**Records for processing:**
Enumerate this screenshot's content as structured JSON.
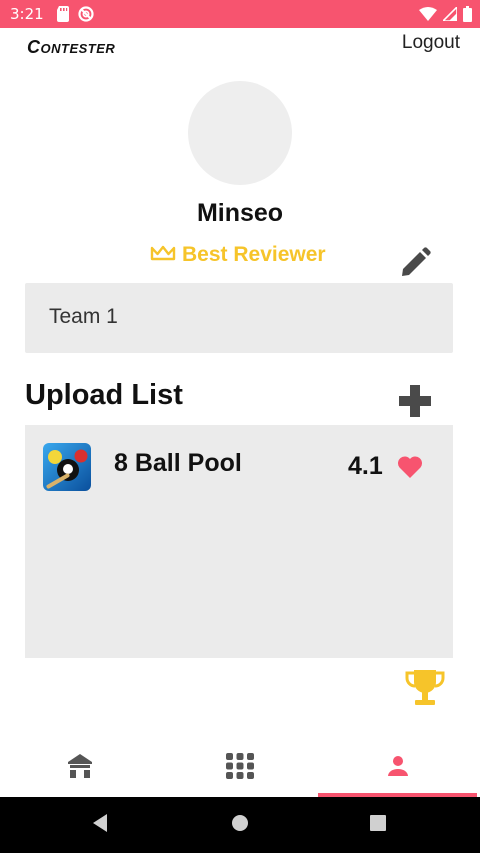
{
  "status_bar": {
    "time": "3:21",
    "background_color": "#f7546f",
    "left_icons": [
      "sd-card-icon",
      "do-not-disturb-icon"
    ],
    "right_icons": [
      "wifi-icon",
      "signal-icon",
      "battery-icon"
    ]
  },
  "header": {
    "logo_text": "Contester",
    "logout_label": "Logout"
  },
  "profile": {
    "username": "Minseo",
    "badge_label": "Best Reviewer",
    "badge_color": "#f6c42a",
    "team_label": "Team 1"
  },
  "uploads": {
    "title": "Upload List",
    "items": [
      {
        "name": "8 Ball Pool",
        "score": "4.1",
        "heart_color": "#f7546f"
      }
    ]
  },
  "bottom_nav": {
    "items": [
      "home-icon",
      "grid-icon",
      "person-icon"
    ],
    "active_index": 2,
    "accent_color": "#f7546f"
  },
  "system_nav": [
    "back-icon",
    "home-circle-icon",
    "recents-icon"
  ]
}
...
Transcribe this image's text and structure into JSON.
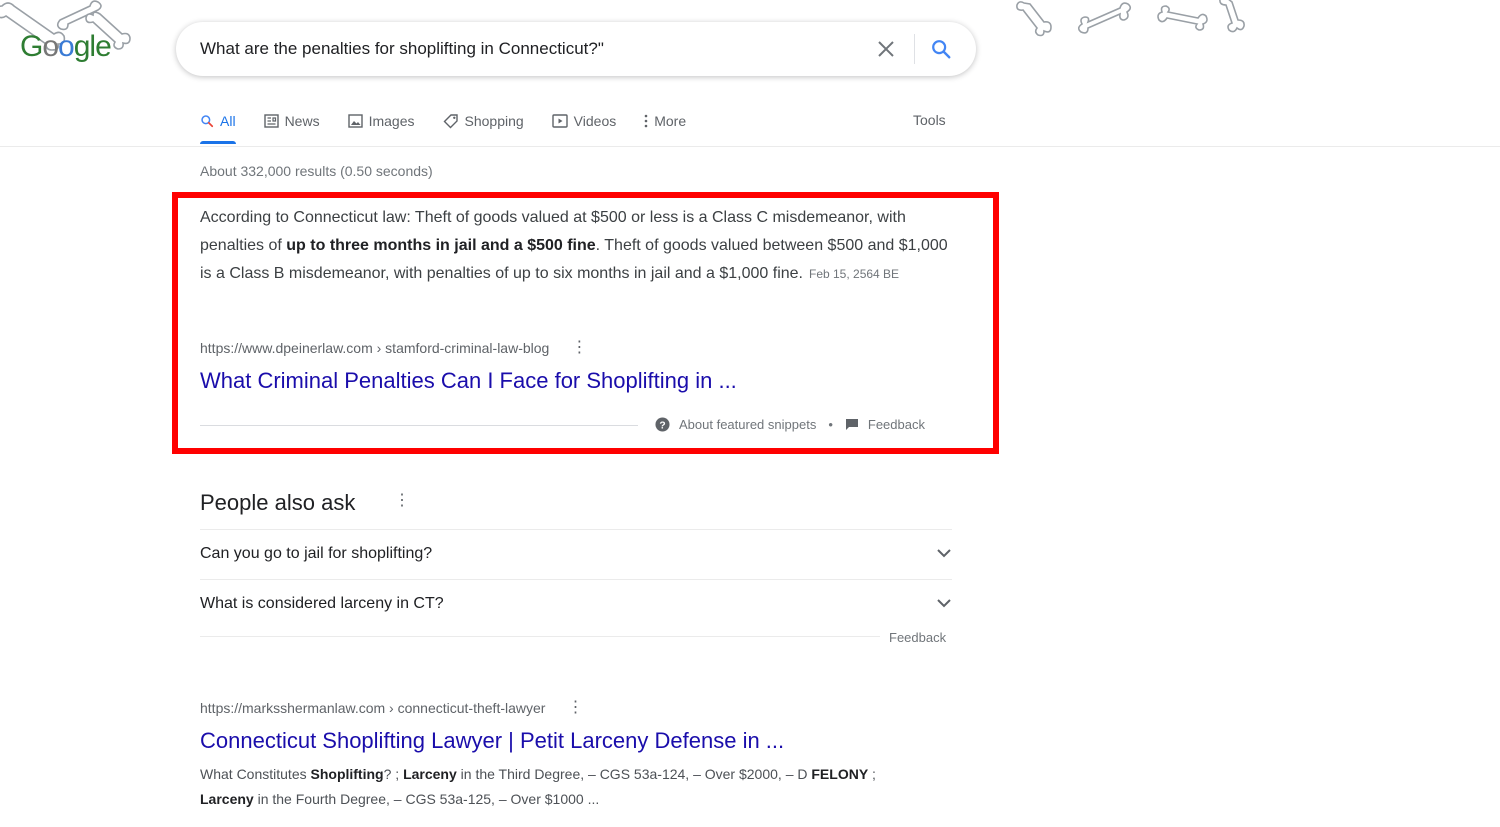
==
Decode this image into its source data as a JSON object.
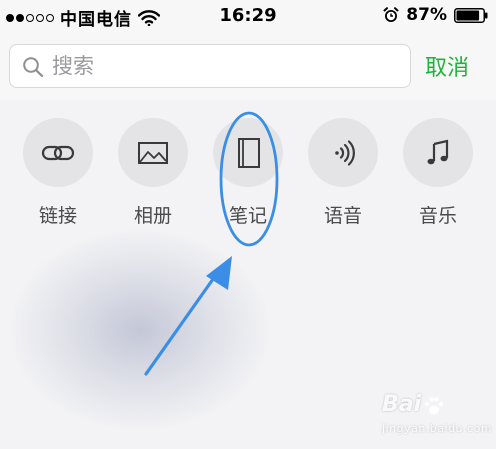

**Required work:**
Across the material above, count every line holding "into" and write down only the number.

**Solution to the problem:**
2